Eileen Burbidge, a partner at Passion Capital, recently tweeted: “honeymoon period around crowdfunding beginning to close”. This seems to be a popular opinion at the moment.
Having launched a traditionally funded web business - Picklive, backed by Eileen, amongst others, as it happens – and this week launching a crowd-funded project, Foldable.me, I feel that crowd-funding may be underestimated.
What’s brilliant about crowd-funding isn’t the money. Money is nice, but in this age of ever-cheaper computing and ever-cheaper money, it’s rarely the biggest problem. What’s brilliant is the format. A good format generates eyeballs and eyeballs are what a start-up needs more than anything else.
I’m using format in the sense a television producer might. Reality TV producers are the champions at shaping real life into a great story. What makes a good format? Well, before Mint Digital, I was at a TV producer called RDF, on the distant fringes of a team that created Wife Swap and Secret Millionaire.
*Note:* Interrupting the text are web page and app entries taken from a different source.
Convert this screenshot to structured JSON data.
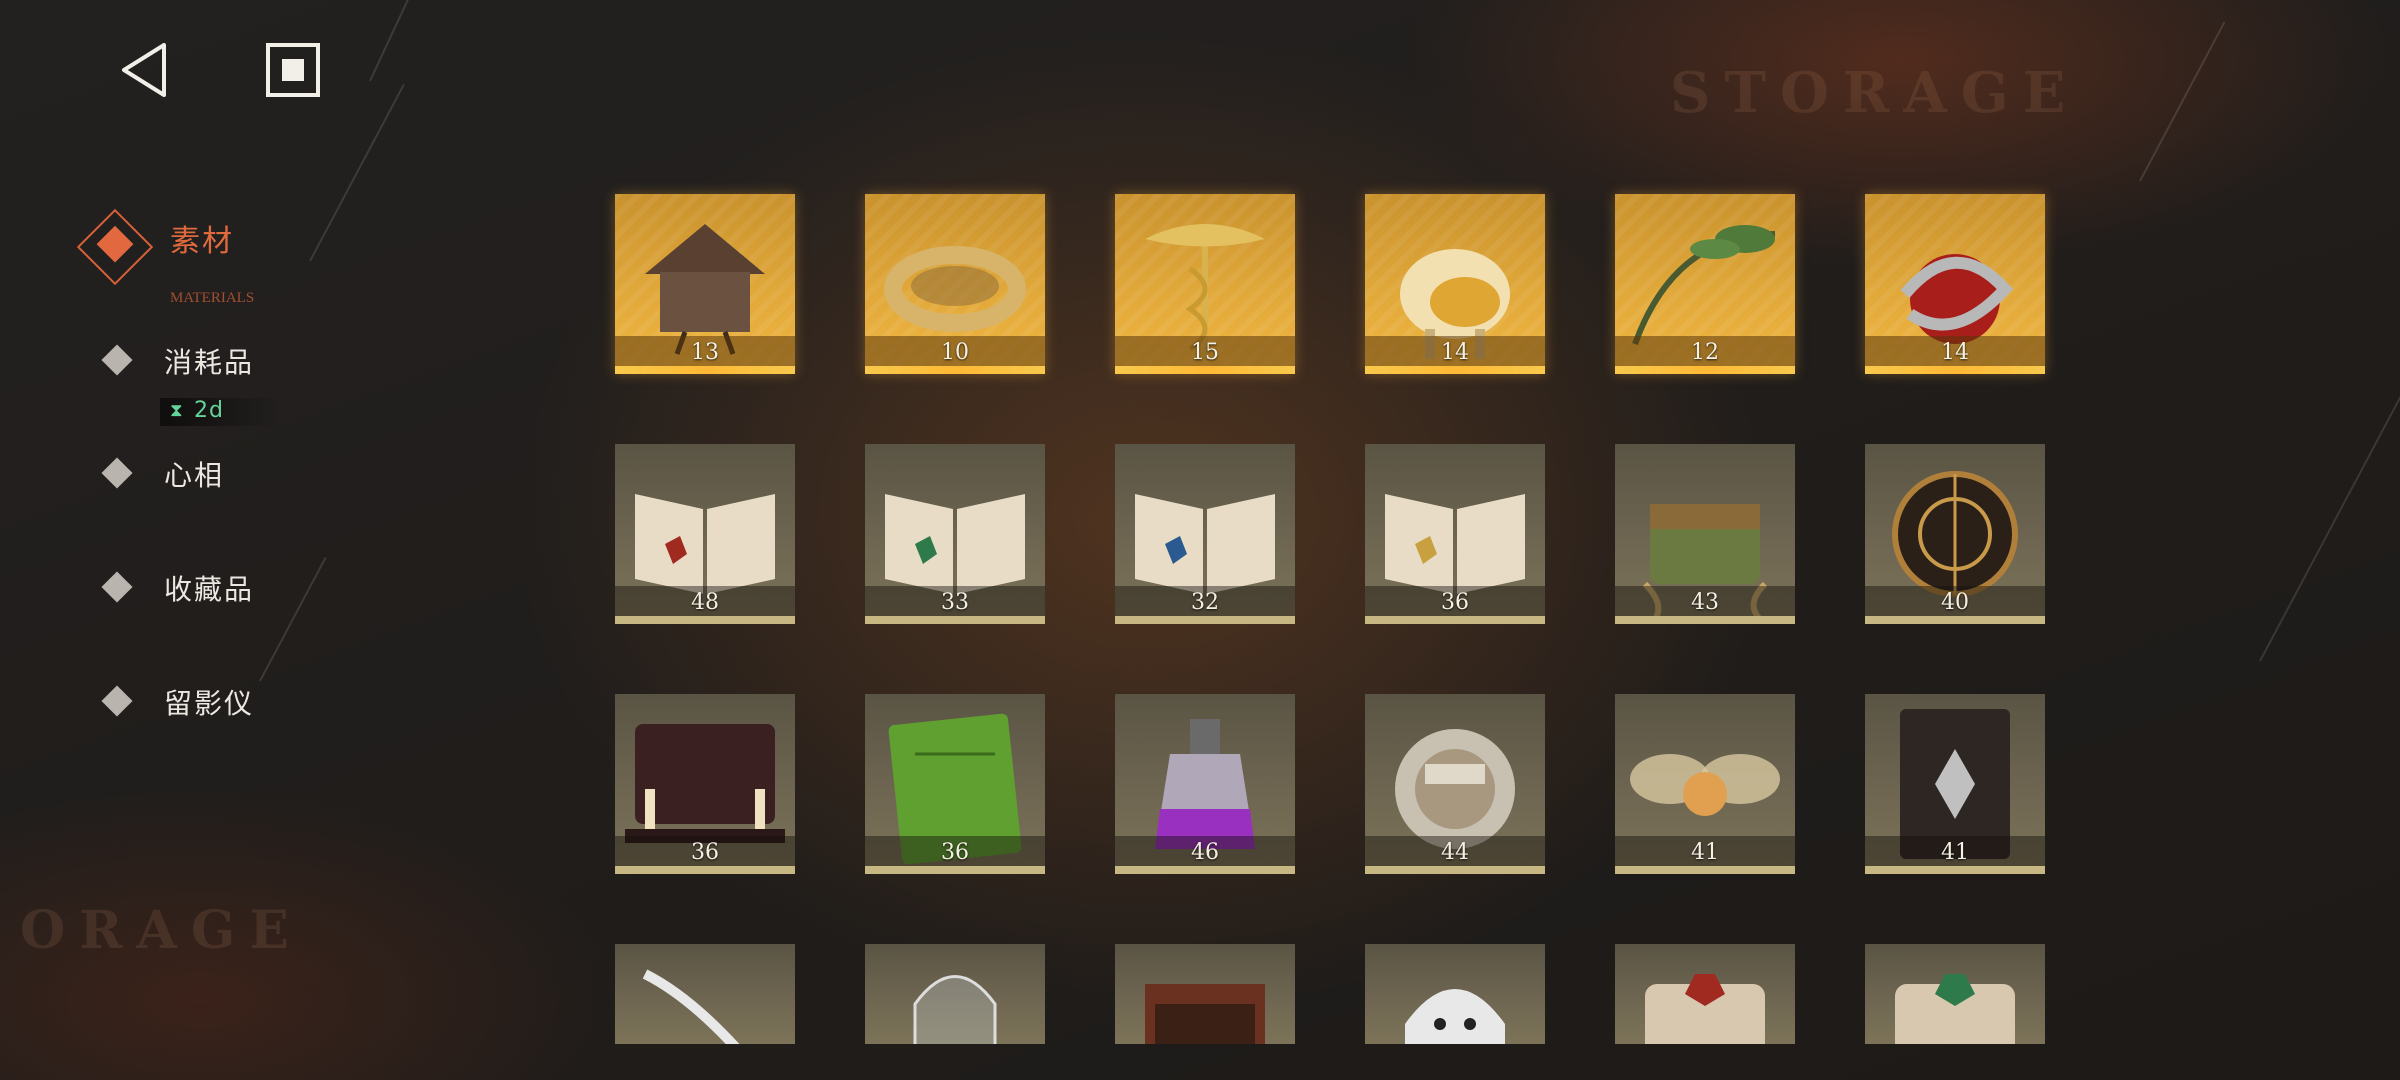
{
  "background": {
    "watermark_top": "STORAGE",
    "watermark_left": "ORAGE"
  },
  "sidebar": {
    "active": {
      "label": "素材",
      "sub": "MATERIALS"
    },
    "items": [
      {
        "label": "消耗品"
      },
      {
        "label": "心相"
      },
      {
        "label": "收藏品"
      },
      {
        "label": "留影仪"
      }
    ],
    "timer": {
      "value": "2d",
      "color": "#63d49a"
    }
  },
  "accent_color": "#e2693f",
  "items": [
    {
      "count": "13",
      "icon": "hut-icon",
      "rarity": "gold"
    },
    {
      "count": "10",
      "icon": "golden-ring-icon",
      "rarity": "gold"
    },
    {
      "count": "15",
      "icon": "caduceus-icon",
      "rarity": "gold"
    },
    {
      "count": "14",
      "icon": "golden-sheep-icon",
      "rarity": "gold"
    },
    {
      "count": "12",
      "icon": "olive-branch-icon",
      "rarity": "gold"
    },
    {
      "count": "14",
      "icon": "snake-apple-icon",
      "rarity": "gold"
    },
    {
      "count": "48",
      "icon": "book-red-gem-icon",
      "rarity": "plain"
    },
    {
      "count": "33",
      "icon": "book-green-gem-icon",
      "rarity": "plain"
    },
    {
      "count": "32",
      "icon": "book-blue-gem-icon",
      "rarity": "plain"
    },
    {
      "count": "36",
      "icon": "book-gold-gem-icon",
      "rarity": "plain"
    },
    {
      "count": "43",
      "icon": "treasure-chest-roots-icon",
      "rarity": "plain"
    },
    {
      "count": "40",
      "icon": "astrolabe-icon",
      "rarity": "plain"
    },
    {
      "count": "36",
      "icon": "ouija-board-icon",
      "rarity": "plain"
    },
    {
      "count": "36",
      "icon": "green-tome-icon",
      "rarity": "plain"
    },
    {
      "count": "46",
      "icon": "potion-bottle-icon",
      "rarity": "plain"
    },
    {
      "count": "44",
      "icon": "silver-medallion-icon",
      "rarity": "plain"
    },
    {
      "count": "41",
      "icon": "moth-bulb-icon",
      "rarity": "plain"
    },
    {
      "count": "41",
      "icon": "dark-grimoire-icon",
      "rarity": "plain"
    },
    {
      "count": "",
      "icon": "silver-feather-icon",
      "rarity": "plain"
    },
    {
      "count": "",
      "icon": "glass-bell-jar-icon",
      "rarity": "plain"
    },
    {
      "count": "",
      "icon": "open-case-icon",
      "rarity": "plain"
    },
    {
      "count": "",
      "icon": "ghost-sheet-icon",
      "rarity": "plain"
    },
    {
      "count": "",
      "icon": "scroll-red-gem-icon",
      "rarity": "plain"
    },
    {
      "count": "",
      "icon": "scroll-green-gem-icon",
      "rarity": "plain"
    }
  ]
}
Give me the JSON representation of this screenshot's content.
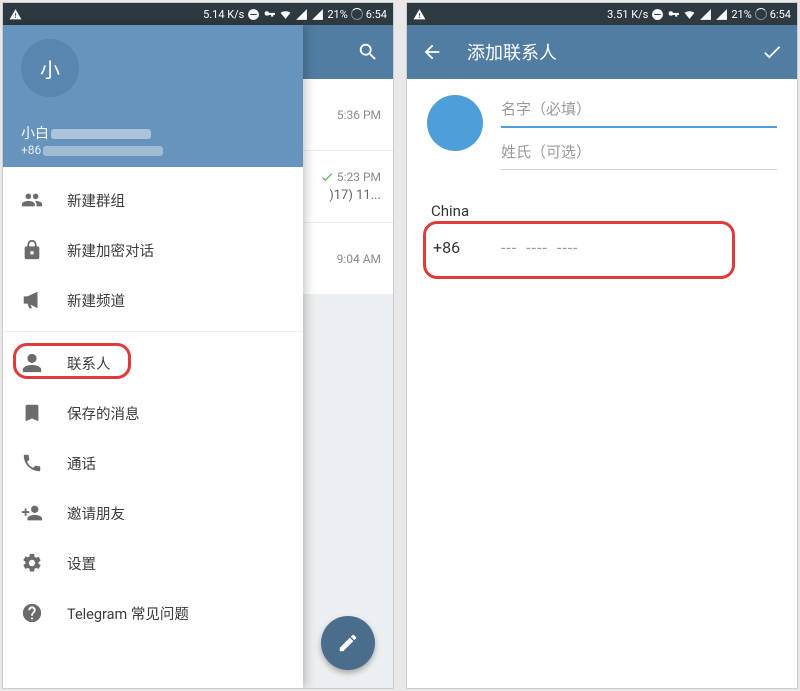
{
  "status": {
    "left_speed": "5.14 K/s",
    "right_speed": "3.51 K/s",
    "battery": "21%",
    "time": "6:54"
  },
  "left": {
    "avatar_letter": "小",
    "user_name_prefix": "小白",
    "user_phone_prefix": "+86",
    "chats": {
      "t1": "5:36 PM",
      "t2": "5:23 PM",
      "t2_sub": ")17) 11...",
      "t3": "9:04 AM"
    },
    "menu": {
      "new_group": "新建群组",
      "new_secret": "新建加密对话",
      "new_channel": "新建频道",
      "contacts": "联系人",
      "saved": "保存的消息",
      "calls": "通话",
      "invite": "邀请朋友",
      "settings": "设置",
      "faq": "Telegram 常见问题"
    }
  },
  "right": {
    "title": "添加联系人",
    "first_name_ph": "名字（必填）",
    "last_name_ph": "姓氏（可选）",
    "country": "China",
    "code": "+86",
    "dashes": "--- ---- ----"
  }
}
And, in the industry, I learned that three questions are always asked when pitching a new format, each of which is dealt with remarkably well by crowd-funding platforms like Kickstarter.
Where’s the jeopardy?
Jeopardy means something needs to be resolved. In The Apprentice, each hour drives towards the “You’re fired!” climax. The viewer cares who gets fired because much of the preceding hour is spent establishing how lovable, horrible or incompetent each protagonist is.
Creating a format with good jeopardy is harder than it sounds. In business, most outcomes are hard to evaluate (was the iPhone 5 launch a success or a failure?). That doesn’t work on TV, so The Apprentice tweaks real life to make it more black and white.
Kickstarter, too, has great in-built jeopardy: a project either succeeds or fails, publicly, on a countdown. The result is never a shade of grey. The funding is the focal point of a bigger, emotionally richer story: an individual putting their dream to the public.
Is it repeatable?
A repeatable format is good news for a TV producer. If you crack the format once, you get paid for dozens of episodes (or hundreds of episodes in dozens of countries, if you really hit the jackpot).
Perhaps surprisingly, a repeatable format also helps the viewer. It lets the viewer know what’s in store, while allowing room for a little surprise and variation.